Patients may refuse without penalty, but many will bow to white-coated authority. Once they’re in the meeting, the bill does permit “formulation” of a plug-pulling order right then and there. So when Rep. Earl Blumenauer (D-Ore.) denies that Section 1233 would “place senior citizens in situations where they feel pressured to sign end-of-life directives that they would not otherwise sign,” I don’t think he’s being realistic. [7]

Even columnist Eugene Robinson, a self-described “true believer” who “will almost certainly support” “whatever reform package finally emerges”, agrees that “If the government says it has to control health-care costs and then offers to pay doctors to give advice about hospice care, citizens are not delusional to conclude that the goal is to reduce end-of-life spending.” [8]

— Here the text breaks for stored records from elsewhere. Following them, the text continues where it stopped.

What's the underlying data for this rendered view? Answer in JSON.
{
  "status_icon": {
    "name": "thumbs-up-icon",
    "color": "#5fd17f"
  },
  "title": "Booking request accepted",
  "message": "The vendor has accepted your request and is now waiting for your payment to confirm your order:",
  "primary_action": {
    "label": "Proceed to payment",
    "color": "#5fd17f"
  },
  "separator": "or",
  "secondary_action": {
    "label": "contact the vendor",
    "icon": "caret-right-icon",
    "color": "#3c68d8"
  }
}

So are these usually friendly pundits wrong? Is this all just a “rumor” to be “disposed of”, as President Obama says? Not according to Democratic New York State Senator Ruben Diaz, Chairman of the New York State Senate Aging Committee, who writes:

Section 1233 of House Resolution 3200 puts our senior citizens on a slippery slope and may diminish respect for the inherent dignity of each of their lives…. It is egregious to consider that any senior citizen … should be placed in a situation where he or she would feel pressured to save the government money by dying a little sooner than he or she otherwise would, be required to be counseled about the supposed benefits of killing oneself, or be encouraged to sign any end of life directives that they would not otherwise sign. [9]

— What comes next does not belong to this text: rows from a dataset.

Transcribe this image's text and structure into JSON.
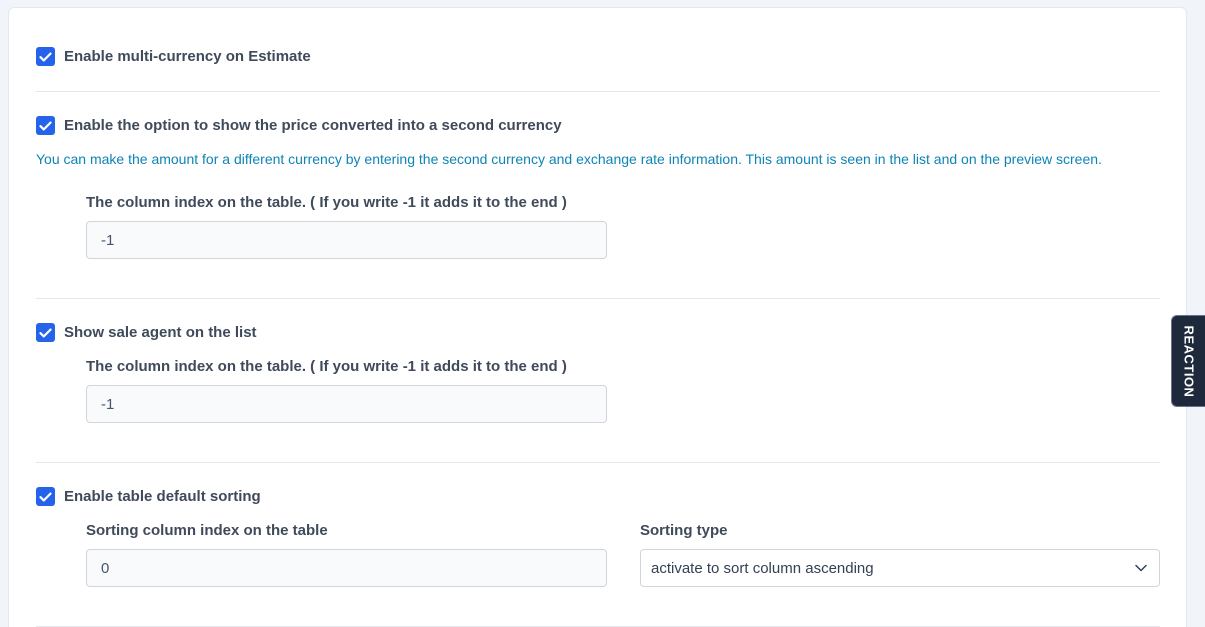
{
  "settings": {
    "multi_currency": {
      "label": "Enable multi-currency on Estimate",
      "checked": true
    },
    "second_currency": {
      "label": "Enable the option to show the price converted into a second currency",
      "checked": true,
      "help": "You can make the amount for a different currency by entering the second currency and exchange rate information. This amount is seen in the list and on the preview screen.",
      "column_label": "The column index on the table. ( If you write -1 it adds it to the end )",
      "column_value": "-1"
    },
    "sale_agent": {
      "label": "Show sale agent on the list",
      "checked": true,
      "column_label": "The column index on the table. ( If you write -1 it adds it to the end )",
      "column_value": "-1"
    },
    "default_sorting": {
      "label": "Enable table default sorting",
      "checked": true,
      "sort_column_label": "Sorting column index on the table",
      "sort_column_value": "0",
      "sort_type_label": "Sorting type",
      "sort_type_value": "activate to sort column ascending"
    }
  },
  "reaction_tab": {
    "label": "REACTION"
  },
  "colors": {
    "accent": "#2563eb",
    "help_text": "#0e84b5",
    "tab_bg": "#1e293b"
  },
  "icons": {
    "checkbox": "check-icon",
    "select": "chevron-down-icon"
  }
}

Of course, it’s not just this one provision that presents a problem. My original comments concerned statements made by Dr. Ezekiel Emanuel, a health policy advisor to President Obama and the brother of the President’s chief of staff. Dr. Emanuel has written that some medical services should not be guaranteed to those “who are irreversibly prevented from being or becoming participating citizens….An obvious example is not guaranteeing health services to patients with dementia.” [10] Dr. Emanuel has also advocated basing medical decisions on a system which “produces a priority curve on which individuals aged between roughly 15 and 40 years get the most chance, whereas the youngest and oldest people get chances that are attenuated.” [11]

President Obama can try to gloss over the effects of government authorized end-of-life consultations, but the views of one of his top health care advisors are clear enough. It’s all just more evidence that the Democratic legislative proposals will lead to health care rationing, and more evidence that the top-down plans of government bureaucrats will never result in real health care reform.

[1] See http://blogs.abcnews.com/politicalpunch/2009/08/president-obama-addresses-sarah-palin-death-panels-wild-representations.html.
[2] See http://edlabor.house.gov/documents/111/pdf/publications/AAHCA-BillText-071409.pdf
[3] See HR 3200 sec. 1233 (hhh)(1); Sec. 1233 (hhh)(3)(B)(1), above.
[4] See HR 3200 sec. 1233 (hhh)(1)(E), above.
[5] See http://edlabor.house.gov/documents/111/pdf/publications/AAHCA-BillText-071409.pdf
[6] See http://www.washingtonpost.com/wp-dyn/content/article/2009/08/07/AR2009080703043.html].
[7] Id.
[8] See http://www.washingtonpost.com/wp-dyn/content/article/2009/08/10/AR2009081002455.html].
[9] See http://www.nysenate.gov/press-release/letter-congressman-henry-waxman-re-section-1233-hr-3200.
[10] See http://www.ncpa.org/pdfs/Where_Civic_Republicanism_and_Deliberative_Democracy_Meet.pdf
[11] See http://www.scribd.com/doc/18280675/Principles-for-Allocation-of-Scarce-Medical-Interventions.